A pre-apocalyptic game. Can you stop climate change?
Geoengineering 101: The Pre-Apocalyptic Board Game
Action to stop climate change came too little and too late. Geoengineering, although dangerous and unproven, is now on the table. A world like this has no winners, but can you minimize the hardship your regions face?
The Story Behind the Game: There's a wishful but dangerous line of thinking that stopping climate change by cutting carbon emissions isn't that urgent since geoengineering offers a technological fix. Scientists have warned that while things like aerosols or cloud seeding could lower temperatures, there are lots of unknown side effects, as well as equity issues.
I had been exploring using games to illustrate the political dynamics in climate issues, first with California Water Crisis in 2014. Games are a great introduction to topics that involve systems and multiple competing parties. Unlike a film or article, a game puts the player in an active role, where their actions have an impact on the outcome.
Geoengineering 101 started out as a concept entry to the November 2014 Board Game Designer Forum's Game Design Showdown. Critiques were highly positive and after several months of development and testing, Geoengineering 101 is ready to go.

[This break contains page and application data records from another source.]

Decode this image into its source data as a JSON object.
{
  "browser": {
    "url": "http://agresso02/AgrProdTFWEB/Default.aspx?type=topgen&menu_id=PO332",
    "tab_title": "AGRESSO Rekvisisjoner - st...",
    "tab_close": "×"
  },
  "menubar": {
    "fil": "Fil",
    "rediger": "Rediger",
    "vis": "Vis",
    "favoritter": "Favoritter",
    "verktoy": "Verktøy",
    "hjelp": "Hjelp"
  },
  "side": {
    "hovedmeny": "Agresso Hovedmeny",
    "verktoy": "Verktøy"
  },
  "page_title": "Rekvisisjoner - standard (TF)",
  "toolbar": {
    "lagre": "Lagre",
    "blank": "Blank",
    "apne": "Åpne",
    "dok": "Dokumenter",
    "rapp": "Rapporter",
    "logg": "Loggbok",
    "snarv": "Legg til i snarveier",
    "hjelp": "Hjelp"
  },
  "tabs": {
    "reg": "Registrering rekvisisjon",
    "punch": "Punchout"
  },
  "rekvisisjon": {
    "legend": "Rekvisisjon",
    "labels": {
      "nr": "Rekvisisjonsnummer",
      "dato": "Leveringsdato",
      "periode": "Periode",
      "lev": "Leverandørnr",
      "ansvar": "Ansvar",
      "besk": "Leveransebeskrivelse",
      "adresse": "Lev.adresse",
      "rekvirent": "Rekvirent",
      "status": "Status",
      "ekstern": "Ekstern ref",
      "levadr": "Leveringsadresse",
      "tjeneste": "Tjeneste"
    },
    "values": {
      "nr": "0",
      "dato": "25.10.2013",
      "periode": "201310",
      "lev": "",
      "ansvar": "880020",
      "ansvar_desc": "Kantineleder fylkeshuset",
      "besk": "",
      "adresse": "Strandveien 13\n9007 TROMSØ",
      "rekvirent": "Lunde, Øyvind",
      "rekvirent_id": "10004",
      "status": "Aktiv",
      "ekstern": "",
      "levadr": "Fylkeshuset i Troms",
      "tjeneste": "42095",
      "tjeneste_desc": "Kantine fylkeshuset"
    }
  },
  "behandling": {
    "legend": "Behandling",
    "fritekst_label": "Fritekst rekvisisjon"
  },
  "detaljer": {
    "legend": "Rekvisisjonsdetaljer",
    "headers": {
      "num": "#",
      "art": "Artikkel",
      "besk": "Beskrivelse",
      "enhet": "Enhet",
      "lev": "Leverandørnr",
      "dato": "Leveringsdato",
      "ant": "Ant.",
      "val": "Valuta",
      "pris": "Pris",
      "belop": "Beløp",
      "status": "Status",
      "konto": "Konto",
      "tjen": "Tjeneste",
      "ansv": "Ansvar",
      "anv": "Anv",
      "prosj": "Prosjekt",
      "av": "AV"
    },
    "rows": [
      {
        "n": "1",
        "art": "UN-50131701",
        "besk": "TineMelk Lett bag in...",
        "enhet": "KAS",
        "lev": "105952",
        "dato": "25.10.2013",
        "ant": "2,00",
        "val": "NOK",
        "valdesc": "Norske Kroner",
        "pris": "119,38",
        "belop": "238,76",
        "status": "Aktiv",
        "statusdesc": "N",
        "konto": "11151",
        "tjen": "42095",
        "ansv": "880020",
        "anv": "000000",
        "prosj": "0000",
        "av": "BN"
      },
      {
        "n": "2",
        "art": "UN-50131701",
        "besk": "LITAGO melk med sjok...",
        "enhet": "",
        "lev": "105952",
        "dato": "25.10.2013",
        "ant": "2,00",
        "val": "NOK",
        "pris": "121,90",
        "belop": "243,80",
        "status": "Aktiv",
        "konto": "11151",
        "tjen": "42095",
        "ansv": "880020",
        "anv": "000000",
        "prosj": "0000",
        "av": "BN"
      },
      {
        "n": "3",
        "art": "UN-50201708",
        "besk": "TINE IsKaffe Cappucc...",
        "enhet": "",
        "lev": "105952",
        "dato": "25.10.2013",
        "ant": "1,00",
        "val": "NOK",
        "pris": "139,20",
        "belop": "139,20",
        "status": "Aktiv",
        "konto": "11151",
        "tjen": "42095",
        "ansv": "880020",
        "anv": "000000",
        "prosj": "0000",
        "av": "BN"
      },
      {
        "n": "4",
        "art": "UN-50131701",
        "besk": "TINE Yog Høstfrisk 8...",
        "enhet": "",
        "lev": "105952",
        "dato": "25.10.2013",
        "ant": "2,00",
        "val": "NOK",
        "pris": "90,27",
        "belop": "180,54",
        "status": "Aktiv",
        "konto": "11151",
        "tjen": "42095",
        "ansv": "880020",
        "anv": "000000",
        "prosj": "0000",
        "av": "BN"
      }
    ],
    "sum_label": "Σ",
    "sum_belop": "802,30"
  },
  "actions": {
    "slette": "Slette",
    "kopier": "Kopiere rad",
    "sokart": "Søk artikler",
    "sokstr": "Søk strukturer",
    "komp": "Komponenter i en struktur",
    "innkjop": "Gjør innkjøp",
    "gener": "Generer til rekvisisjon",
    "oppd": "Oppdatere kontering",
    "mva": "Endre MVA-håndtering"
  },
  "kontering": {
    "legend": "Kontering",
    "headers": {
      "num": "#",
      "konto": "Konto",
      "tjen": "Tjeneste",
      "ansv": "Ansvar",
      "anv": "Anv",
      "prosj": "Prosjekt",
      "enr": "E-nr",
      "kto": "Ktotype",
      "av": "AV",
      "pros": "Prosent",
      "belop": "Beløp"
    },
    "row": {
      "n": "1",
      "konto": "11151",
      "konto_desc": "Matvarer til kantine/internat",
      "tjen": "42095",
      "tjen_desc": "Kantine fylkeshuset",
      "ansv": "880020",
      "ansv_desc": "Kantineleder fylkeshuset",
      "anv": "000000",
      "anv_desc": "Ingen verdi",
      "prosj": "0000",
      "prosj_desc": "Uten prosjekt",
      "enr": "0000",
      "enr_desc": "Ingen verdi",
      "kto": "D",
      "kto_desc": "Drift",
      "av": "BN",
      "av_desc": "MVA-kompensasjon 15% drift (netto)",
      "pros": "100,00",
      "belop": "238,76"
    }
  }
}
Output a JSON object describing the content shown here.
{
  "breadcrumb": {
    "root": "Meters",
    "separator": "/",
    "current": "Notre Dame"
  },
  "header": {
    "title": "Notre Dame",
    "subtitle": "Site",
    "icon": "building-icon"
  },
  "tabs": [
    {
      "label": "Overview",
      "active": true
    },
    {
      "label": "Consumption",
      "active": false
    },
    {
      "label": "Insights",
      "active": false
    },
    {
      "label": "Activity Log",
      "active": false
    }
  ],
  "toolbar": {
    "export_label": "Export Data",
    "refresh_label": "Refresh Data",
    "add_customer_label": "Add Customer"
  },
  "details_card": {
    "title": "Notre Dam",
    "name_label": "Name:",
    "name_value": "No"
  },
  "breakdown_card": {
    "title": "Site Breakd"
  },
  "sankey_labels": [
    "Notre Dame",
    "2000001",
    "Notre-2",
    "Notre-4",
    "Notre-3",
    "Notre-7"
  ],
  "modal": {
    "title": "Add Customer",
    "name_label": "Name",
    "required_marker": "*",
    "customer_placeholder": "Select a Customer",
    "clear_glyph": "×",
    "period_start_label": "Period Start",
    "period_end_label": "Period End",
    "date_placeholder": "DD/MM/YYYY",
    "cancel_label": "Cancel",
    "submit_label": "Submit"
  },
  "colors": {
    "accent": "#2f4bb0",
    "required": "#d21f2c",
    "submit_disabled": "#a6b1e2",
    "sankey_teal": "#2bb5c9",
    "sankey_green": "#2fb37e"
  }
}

How to Play the Game: In Geoengineering 101, you're one of two to four world leaders, and you have two parallel but sometimes competing goals: One is to minimize the hardship your regions endure from heat, drought, or flood. The other is to fully decarbonize the world economy. Only by eliminating all fossil fuel use can climate change be slowed and the game won. However, in the meantime, the air conditioners and pumps running on fossil fuels can shield you from the some of the impacts.
Though what is winning anyway? A world where climate change has gotten so bad that geoengineering is on the table is one without winners, only those that lose less. There's only one way to "win" in Geoengineering 101: have the least amount of Hardship when all Carbon Tokens are finally removed. There's plenty of ways to lose: having all regions destroyed by the climate going off the charts, or when all the players suffer a total of 100 Hardship - which in a typical game, is only 10-15 turns away.
Side effects and delayed actions
In Geoengineering 101, you'll take turns with other players to carry out geoengineering programs or acts of deep green resistance. There's a time delay to your actions, though: the program you initiate now doesn't come up until your next turn. In between, other players' programs happen and if uncoordinated, can trigger side effects that cause hardship, randomize the sequence of future actions, or shift global rainfall patterns.
The game takes inspiration from real climate science and geoengineering ideas, as well as the political implications of different nations unilaterally or cooperatively meddling with the weather. Enjoy the game, but let's hope that carbon emissions can be stopped before we ever have to play it for real.